_What is needed_
An unaltered copy of every line below is the expected output.

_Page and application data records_
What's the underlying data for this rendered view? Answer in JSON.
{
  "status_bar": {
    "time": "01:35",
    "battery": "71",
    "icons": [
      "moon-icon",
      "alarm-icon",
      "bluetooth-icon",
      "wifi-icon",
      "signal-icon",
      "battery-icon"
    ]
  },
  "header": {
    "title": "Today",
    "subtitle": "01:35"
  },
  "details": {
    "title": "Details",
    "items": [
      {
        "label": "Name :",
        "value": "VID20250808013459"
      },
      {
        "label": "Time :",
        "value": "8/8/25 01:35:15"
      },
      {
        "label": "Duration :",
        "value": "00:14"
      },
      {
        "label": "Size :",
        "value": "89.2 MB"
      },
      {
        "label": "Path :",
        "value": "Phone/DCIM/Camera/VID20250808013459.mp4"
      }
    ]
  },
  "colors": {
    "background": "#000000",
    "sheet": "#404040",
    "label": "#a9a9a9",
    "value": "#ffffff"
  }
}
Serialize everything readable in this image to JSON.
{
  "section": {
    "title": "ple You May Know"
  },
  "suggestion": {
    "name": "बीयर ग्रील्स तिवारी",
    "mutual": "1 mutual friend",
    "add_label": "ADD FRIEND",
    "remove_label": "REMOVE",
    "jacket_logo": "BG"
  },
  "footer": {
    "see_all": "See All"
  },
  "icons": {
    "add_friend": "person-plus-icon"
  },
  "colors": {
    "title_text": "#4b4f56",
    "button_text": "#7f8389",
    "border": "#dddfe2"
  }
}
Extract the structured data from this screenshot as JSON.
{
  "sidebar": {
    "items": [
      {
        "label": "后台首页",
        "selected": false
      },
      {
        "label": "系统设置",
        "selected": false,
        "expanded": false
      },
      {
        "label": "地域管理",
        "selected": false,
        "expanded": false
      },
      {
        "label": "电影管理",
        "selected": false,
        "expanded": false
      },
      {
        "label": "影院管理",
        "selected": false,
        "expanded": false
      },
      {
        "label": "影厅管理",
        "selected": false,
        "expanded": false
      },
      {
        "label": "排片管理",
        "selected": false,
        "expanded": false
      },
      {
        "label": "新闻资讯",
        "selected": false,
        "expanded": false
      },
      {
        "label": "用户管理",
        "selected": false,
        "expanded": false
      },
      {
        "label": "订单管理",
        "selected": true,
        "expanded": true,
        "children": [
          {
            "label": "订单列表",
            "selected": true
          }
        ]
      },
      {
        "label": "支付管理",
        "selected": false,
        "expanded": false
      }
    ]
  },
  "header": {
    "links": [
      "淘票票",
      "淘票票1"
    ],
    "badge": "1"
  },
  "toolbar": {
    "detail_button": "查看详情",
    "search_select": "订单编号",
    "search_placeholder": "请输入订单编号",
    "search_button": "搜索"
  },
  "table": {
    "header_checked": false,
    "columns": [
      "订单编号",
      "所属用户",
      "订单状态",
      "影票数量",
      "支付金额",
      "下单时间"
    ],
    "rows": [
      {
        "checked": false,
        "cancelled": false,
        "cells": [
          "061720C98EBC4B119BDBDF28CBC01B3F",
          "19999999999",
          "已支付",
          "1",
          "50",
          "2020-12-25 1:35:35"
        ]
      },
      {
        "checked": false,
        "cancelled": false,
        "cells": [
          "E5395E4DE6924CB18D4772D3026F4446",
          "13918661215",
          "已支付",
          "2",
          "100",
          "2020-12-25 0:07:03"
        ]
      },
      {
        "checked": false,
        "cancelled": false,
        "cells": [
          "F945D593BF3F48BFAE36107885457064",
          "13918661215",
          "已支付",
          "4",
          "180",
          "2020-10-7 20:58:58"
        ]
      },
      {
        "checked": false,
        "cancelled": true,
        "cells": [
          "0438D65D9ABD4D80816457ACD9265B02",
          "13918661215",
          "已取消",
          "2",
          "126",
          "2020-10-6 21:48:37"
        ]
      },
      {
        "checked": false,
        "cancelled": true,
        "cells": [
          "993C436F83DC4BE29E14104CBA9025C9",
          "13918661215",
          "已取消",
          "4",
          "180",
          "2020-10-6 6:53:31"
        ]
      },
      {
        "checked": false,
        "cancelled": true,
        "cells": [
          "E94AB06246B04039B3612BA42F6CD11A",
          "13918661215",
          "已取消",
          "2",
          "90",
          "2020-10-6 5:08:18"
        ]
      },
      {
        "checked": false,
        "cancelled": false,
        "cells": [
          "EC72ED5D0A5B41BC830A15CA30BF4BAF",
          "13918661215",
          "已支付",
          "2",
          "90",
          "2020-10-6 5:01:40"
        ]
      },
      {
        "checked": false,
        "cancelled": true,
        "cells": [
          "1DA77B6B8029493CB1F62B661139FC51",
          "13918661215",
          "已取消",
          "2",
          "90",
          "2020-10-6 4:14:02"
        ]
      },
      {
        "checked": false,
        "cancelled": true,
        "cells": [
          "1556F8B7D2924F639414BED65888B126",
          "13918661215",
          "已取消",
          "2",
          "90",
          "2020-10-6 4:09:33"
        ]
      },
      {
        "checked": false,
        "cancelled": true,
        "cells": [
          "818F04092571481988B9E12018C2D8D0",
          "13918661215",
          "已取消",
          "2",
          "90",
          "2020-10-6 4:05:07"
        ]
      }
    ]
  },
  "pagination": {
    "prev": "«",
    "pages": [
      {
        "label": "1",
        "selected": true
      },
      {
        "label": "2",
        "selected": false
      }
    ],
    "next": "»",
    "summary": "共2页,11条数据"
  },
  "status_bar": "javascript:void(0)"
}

_Expected answer_
What's the underlying data for this rendered view? Answer in JSON.
{
  "status_bar": {
    "time": "01:35",
    "battery": "71",
    "icons": [
      "moon-icon",
      "alarm-icon",
      "bluetooth-icon",
      "wifi-icon",
      "signal-icon",
      "battery-icon"
    ]
  },
  "header": {
    "title": "Today",
    "subtitle": "01:35"
  },
  "details": {
    "title": "Details",
    "items": [
      {
        "label": "Name :",
        "value": "VID20250808013459"
      },
      {
        "label": "Time :",
        "value": "8/8/25 01:35:15"
      },
      {
        "label": "Duration :",
        "value": "00:14"
      },
      {
        "label": "Size :",
        "value": "89.2 MB"
      },
      {
        "label": "Path :",
        "value": "Phone/DCIM/Camera/VID20250808013459.mp4"
      }
    ]
  },
  "colors": {
    "background": "#000000",
    "sheet": "#404040",
    "label": "#a9a9a9",
    "value": "#ffffff"
  }
}
Serialize everything readable in this image to JSON.
{
  "section": {
    "title": "ple You May Know"
  },
  "suggestion": {
    "name": "बीयर ग्रील्स तिवारी",
    "mutual": "1 mutual friend",
    "add_label": "ADD FRIEND",
    "remove_label": "REMOVE",
    "jacket_logo": "BG"
  },
  "footer": {
    "see_all": "See All"
  },
  "icons": {
    "add_friend": "person-plus-icon"
  },
  "colors": {
    "title_text": "#4b4f56",
    "button_text": "#7f8389",
    "border": "#dddfe2"
  }
}
Extract the structured data from this screenshot as JSON.
{
  "sidebar": {
    "items": [
      {
        "label": "后台首页",
        "selected": false
      },
      {
        "label": "系统设置",
        "selected": false,
        "expanded": false
      },
      {
        "label": "地域管理",
        "selected": false,
        "expanded": false
      },
      {
        "label": "电影管理",
        "selected": false,
        "expanded": false
      },
      {
        "label": "影院管理",
        "selected": false,
        "expanded": false
      },
      {
        "label": "影厅管理",
        "selected": false,
        "expanded": false
      },
      {
        "label": "排片管理",
        "selected": false,
        "expanded": false
      },
      {
        "label": "新闻资讯",
        "selected": false,
        "expanded": false
      },
      {
        "label": "用户管理",
        "selected": false,
        "expanded": false
      },
      {
        "label": "订单管理",
        "selected": true,
        "expanded": true,
        "children": [
          {
            "label": "订单列表",
            "selected": true
          }
        ]
      },
      {
        "label": "支付管理",
        "selected": false,
        "expanded": false
      }
    ]
  },
  "header": {
    "links": [
      "淘票票",
      "淘票票1"
    ],
    "badge": "1"
  },
  "toolbar": {
    "detail_button": "查看详情",
    "search_select": "订单编号",
    "search_placeholder": "请输入订单编号",
    "search_button": "搜索"
  },
  "table": {
    "header_checked": false,
    "columns": [
      "订单编号",
      "所属用户",
      "订单状态",
      "影票数量",
      "支付金额",
      "下单时间"
    ],
    "rows": [
      {
        "checked": false,
        "cancelled": false,
        "cells": [
          "061720C98EBC4B119BDBDF28CBC01B3F",
          "19999999999",
          "已支付",
          "1",
          "50",
          "2020-12-25 1:35:35"
        ]
      },
      {
        "checked": false,
        "cancelled": false,
        "cells": [
          "E5395E4DE6924CB18D4772D3026F4446",
          "13918661215",
          "已支付",
          "2",
          "100",
          "2020-12-25 0:07:03"
        ]
      },
      {
        "checked": false,
        "cancelled": false,
        "cells": [
          "F945D593BF3F48BFAE36107885457064",
          "13918661215",
          "已支付",
          "4",
          "180",
          "2020-10-7 20:58:58"
        ]
      },
      {
        "checked": false,
        "cancelled": true,
        "cells": [
          "0438D65D9ABD4D80816457ACD9265B02",
          "13918661215",
          "已取消",
          "2",
          "126",
          "2020-10-6 21:48:37"
        ]
      },
      {
        "checked": false,
        "cancelled": true,
        "cells": [
          "993C436F83DC4BE29E14104CBA9025C9",
          "13918661215",
          "已取消",
          "4",
          "180",
          "2020-10-6 6:53:31"
        ]
      },
      {
        "checked": false,
        "cancelled": true,
        "cells": [
          "E94AB06246B04039B3612BA42F6CD11A",
          "13918661215",
          "已取消",
          "2",
          "90",
          "2020-10-6 5:08:18"
        ]
      },
      {
        "checked": false,
        "cancelled": false,
        "cells": [
          "EC72ED5D0A5B41BC830A15CA30BF4BAF",
          "13918661215",
          "已支付",
          "2",
          "90",
          "2020-10-6 5:01:40"
        ]
      },
      {
        "checked": false,
        "cancelled": true,
        "cells": [
          "1DA77B6B8029493CB1F62B661139FC51",
          "13918661215",
          "已取消",
          "2",
          "90",
          "2020-10-6 4:14:02"
        ]
      },
      {
        "checked": false,
        "cancelled": true,
        "cells": [
          "1556F8B7D2924F639414BED65888B126",
          "13918661215",
          "已取消",
          "2",
          "90",
          "2020-10-6 4:09:33"
        ]
      },
      {
        "checked": false,
        "cancelled": true,
        "cells": [
          "818F04092571481988B9E12018C2D8D0",
          "13918661215",
          "已取消",
          "2",
          "90",
          "2020-10-6 4:05:07"
        ]
      }
    ]
  },
  "pagination": {
    "prev": "«",
    "pages": [
      {
        "label": "1",
        "selected": true
      },
      {
        "label": "2",
        "selected": false
      }
    ],
    "next": "»",
    "summary": "共2页,11条数据"
  },
  "status_bar": "javascript:void(0)"
}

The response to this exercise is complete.